▶ **Exercise objective**
Report every line from the material that contains the word "number".

▶ **Supplied entries**

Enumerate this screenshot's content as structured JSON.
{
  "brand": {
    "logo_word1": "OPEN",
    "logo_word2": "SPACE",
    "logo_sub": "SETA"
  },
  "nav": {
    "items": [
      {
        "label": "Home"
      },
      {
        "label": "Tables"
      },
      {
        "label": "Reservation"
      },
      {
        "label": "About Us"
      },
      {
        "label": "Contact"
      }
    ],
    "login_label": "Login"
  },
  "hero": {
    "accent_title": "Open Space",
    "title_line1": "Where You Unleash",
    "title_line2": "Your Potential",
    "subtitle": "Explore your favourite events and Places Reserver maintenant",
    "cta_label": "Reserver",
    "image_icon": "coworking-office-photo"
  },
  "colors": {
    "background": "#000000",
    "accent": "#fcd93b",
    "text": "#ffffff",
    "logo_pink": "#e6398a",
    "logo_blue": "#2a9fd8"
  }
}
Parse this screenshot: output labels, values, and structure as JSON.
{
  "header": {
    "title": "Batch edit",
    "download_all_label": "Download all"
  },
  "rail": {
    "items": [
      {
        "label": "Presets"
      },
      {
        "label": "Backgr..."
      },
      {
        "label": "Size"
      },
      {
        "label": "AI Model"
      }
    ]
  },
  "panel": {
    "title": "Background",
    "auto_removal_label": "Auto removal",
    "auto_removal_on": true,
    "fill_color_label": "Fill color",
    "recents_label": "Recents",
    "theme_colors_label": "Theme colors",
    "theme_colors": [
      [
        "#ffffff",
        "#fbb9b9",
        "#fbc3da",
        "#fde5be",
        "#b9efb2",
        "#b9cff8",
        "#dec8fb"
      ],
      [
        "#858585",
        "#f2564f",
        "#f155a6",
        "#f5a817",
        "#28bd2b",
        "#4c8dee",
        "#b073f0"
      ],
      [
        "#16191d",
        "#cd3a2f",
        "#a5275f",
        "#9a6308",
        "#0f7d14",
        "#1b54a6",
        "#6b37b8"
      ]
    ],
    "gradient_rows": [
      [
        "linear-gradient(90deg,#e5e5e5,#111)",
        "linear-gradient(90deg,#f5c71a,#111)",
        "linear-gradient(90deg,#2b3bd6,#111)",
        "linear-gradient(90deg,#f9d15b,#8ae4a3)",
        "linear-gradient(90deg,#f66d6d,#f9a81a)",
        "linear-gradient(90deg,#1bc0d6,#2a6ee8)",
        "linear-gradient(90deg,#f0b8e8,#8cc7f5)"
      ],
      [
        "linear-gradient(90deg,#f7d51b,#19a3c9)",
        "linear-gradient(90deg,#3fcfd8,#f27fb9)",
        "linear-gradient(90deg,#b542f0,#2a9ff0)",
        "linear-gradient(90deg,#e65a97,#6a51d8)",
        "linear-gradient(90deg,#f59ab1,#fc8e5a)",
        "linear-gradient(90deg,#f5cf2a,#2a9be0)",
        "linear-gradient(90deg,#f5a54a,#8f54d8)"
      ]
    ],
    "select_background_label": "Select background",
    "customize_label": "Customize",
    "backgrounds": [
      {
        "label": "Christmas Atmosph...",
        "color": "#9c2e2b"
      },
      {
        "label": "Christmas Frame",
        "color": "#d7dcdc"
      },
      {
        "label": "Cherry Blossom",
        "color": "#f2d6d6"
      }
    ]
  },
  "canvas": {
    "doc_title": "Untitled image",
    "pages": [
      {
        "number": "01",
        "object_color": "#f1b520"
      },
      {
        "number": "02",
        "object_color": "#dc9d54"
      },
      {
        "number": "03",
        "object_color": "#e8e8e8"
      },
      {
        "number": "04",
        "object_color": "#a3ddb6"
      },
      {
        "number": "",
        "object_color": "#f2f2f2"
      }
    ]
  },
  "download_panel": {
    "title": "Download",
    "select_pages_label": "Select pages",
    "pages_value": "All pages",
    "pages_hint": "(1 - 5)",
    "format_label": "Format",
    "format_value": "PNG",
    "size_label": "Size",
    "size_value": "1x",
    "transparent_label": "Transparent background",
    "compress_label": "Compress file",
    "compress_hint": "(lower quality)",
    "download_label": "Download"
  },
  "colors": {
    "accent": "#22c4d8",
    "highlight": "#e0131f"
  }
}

▶ **Exercise output**
        "number": "01",
        "number": "02",
        "number": "03",
        "number": "04",
        "number": "",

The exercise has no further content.